Chapter 5 Summary

Download PDF PDF Page Citation Cite Share Link Share

Last Updated on May 5, 2015, by eNotes Editorial. Word Count: 504

I Go to the Queen’s Ferry

Writing an essay?
Get a custom outline

Our Essay Lab can help you tackle any essay assignment within seconds, whether you’re studying Macbeth or the American Revolution. Try it today!

Start an Essay

Davie is now certain of his uncle’s enmity and knows his life is in imminent danger. But he is young and spirited and does not believe Balfour can harm him. In the morning he unlocks his uncle’s door and is greeted quite civilly before they eat their porridge. Davie jeers at the older man, asking if he has anything more to say to him. Balfour assumed Davie was a weak country rube and Davie assumed his uncle was as good a man as any other. Both of them were wrong.

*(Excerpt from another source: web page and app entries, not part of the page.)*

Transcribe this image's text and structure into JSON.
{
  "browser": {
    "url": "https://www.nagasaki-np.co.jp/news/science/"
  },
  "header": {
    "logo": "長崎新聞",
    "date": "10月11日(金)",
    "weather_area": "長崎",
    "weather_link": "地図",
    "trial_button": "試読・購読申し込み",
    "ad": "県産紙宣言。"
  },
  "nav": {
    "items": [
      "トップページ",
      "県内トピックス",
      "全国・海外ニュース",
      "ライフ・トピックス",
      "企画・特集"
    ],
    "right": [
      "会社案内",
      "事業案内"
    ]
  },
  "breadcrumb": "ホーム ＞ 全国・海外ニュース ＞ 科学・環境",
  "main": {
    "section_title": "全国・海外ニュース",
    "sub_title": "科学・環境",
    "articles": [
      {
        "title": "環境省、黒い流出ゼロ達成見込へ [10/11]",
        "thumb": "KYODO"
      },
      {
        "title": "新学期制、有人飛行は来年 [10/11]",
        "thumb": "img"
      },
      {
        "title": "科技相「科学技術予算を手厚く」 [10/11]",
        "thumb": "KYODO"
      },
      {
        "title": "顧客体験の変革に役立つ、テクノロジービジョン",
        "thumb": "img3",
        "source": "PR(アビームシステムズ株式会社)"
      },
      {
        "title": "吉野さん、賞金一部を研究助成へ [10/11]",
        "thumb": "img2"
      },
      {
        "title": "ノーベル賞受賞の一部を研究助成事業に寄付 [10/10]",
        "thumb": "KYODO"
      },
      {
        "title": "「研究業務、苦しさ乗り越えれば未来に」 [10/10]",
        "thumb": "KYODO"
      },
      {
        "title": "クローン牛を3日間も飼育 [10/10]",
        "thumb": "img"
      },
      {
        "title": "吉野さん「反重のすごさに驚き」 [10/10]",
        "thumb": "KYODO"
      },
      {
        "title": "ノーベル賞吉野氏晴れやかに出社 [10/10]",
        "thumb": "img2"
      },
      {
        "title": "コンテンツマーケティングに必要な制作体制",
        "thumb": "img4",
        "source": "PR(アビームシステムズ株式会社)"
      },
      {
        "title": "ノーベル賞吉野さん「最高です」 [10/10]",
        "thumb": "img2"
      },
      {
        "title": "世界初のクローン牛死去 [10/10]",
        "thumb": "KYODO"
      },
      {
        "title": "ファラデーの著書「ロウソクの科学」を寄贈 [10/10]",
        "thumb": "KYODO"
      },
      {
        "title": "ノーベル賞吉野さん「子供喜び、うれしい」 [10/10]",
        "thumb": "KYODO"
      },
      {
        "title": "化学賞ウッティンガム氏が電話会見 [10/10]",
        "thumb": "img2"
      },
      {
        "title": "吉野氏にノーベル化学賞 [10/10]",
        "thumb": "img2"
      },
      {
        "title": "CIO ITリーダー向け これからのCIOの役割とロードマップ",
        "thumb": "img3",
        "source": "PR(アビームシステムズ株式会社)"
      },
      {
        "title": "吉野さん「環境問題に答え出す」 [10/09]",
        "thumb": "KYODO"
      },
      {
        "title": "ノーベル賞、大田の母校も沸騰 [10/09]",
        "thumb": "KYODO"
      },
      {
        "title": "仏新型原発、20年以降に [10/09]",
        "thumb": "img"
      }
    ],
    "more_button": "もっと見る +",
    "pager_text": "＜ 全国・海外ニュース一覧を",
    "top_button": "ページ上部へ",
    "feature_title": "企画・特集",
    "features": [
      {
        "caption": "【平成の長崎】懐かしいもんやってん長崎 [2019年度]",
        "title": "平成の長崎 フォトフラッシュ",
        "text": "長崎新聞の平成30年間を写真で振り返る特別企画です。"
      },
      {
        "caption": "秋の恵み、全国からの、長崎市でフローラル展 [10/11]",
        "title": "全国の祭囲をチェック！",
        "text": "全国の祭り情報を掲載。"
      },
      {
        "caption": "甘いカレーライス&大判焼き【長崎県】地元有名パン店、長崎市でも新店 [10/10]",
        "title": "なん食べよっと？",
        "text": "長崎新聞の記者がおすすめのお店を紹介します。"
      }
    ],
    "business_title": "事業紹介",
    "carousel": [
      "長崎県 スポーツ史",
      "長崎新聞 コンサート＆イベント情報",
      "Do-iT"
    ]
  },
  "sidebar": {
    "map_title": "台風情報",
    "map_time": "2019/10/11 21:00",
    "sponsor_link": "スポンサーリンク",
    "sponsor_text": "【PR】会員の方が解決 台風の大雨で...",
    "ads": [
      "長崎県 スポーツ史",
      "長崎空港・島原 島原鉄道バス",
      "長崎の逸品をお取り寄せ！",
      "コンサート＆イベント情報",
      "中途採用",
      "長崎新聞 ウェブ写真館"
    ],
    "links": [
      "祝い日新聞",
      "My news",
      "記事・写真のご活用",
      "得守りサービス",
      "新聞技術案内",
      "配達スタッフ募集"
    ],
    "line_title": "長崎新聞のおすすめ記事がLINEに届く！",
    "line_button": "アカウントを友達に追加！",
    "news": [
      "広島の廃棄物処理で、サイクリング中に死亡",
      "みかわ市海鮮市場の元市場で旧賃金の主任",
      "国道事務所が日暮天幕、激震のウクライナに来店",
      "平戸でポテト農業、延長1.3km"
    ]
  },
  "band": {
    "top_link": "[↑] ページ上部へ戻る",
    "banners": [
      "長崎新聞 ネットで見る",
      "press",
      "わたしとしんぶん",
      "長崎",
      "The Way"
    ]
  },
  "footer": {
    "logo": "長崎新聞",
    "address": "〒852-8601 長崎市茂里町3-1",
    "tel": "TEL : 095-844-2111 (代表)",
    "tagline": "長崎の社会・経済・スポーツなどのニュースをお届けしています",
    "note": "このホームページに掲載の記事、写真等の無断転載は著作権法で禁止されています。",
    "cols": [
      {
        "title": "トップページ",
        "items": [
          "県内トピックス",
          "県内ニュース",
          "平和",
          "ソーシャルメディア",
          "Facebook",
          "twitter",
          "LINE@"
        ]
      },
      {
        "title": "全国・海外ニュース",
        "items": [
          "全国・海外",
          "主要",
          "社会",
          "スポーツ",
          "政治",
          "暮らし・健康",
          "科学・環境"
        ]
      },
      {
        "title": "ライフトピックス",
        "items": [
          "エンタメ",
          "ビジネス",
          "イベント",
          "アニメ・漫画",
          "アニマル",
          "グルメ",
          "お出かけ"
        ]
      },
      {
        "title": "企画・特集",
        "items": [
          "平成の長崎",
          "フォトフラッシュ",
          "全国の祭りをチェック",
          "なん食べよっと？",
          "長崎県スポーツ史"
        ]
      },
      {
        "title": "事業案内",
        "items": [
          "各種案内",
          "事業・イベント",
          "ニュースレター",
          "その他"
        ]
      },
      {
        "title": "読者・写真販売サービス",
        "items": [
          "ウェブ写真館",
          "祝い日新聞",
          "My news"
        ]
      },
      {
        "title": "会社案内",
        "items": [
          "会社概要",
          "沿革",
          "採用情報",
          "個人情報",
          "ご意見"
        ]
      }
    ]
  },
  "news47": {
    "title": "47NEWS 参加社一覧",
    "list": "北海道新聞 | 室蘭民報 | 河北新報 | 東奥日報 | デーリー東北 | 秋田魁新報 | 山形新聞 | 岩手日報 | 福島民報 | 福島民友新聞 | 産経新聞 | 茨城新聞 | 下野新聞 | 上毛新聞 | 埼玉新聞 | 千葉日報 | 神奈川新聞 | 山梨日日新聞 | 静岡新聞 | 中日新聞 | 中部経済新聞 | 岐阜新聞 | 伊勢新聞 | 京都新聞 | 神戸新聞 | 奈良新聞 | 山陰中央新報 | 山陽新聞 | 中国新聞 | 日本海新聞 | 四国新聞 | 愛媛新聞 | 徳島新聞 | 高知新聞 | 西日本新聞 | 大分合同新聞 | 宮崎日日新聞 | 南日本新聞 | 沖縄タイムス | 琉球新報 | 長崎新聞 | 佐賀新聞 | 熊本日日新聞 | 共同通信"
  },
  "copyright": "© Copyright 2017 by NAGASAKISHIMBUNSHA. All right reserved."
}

See eNotes Ad-Free

Start your 48-hour free trial to get access to more than 30,000 additional guides and more than 350,000 Homework Help questions answered by our experts.

Get 48 Hours Free Access

Davie sees Balfour struggling to fabricate a lie when they are interrupted by someone knocking at the door. Davie opens the door to find a “half-grown boy in sea clothes." The child dances and sings in a ridiculous way, but he also seems to be near tears and blue with cold. He arrived to deliver a letter and he is hungry, so David brings him to the kitchen. Balfour reads the letter then shares it with Davie. It is from Ellias Hoseason and delivered by his cabin boy. If Balfour has any business to conduct with the captain, today is his last opportunity before Hoseason sails. Balfour explains that he conducts business with this captain of the trading ship, the Covenant. If Davie will accompany his uncle, Balfour can conduct his business and then take Davie to see Rankeillor, his lawyer. Perhaps Davie will believe him more than Balfour. Davie considers the proposal and figures he will be safe from violence in a crowd and can force the meeting with the lawyer if necessary. Davie would also like a closer view of the sea and ships, so he agrees to go to Queen’s Ferry but vows to keep Balfour always in his sight.

Though it is June, it is bitterly cold. Balfour does not speak on the journey; Davie talks with the cabin boy, Ransome, who has been at sea since he was nine years old. His stories are obviously exaggerated and therefore pitiable. Ransome says Captain Hoseason is fearless but leaves navigation to his first mate Mr. Shuan, “the finest seaman in the trade” except when he is drinking. Ransome has a horrible scar from a beating Shuan gave him. Based on Ransome’s stories, life on the ship sounds like “hell upon the seas.” Ransome says his life at sea is good compared to some of the people his ship transports: criminals being sent to North America as slaves and, even worse, innocent children who are trepanned (kidnapped) “for private interest or vengeance.” They arrive at the Firth of Forth and Ransome points out the Covenant. There is plenty of activity on board, but after all of Ransome’s stories, the sight is abhorrent to Davie: “from the bottom of his heart he pities all poor souls that are condemned to sail in her.” Davie tells his uncle there is no inducement which will get him to board the Covenant. Balfour agrees. 

See eNotes Ad-Free

Start your 48-hour free trial to get access to more than 30,000 additional guides and more than 350,000 Homework Help questions answered by our experts.

Get 48 Hours Free Access
Previous

Chapter 4 Summary

Next

Chapter 6 Summary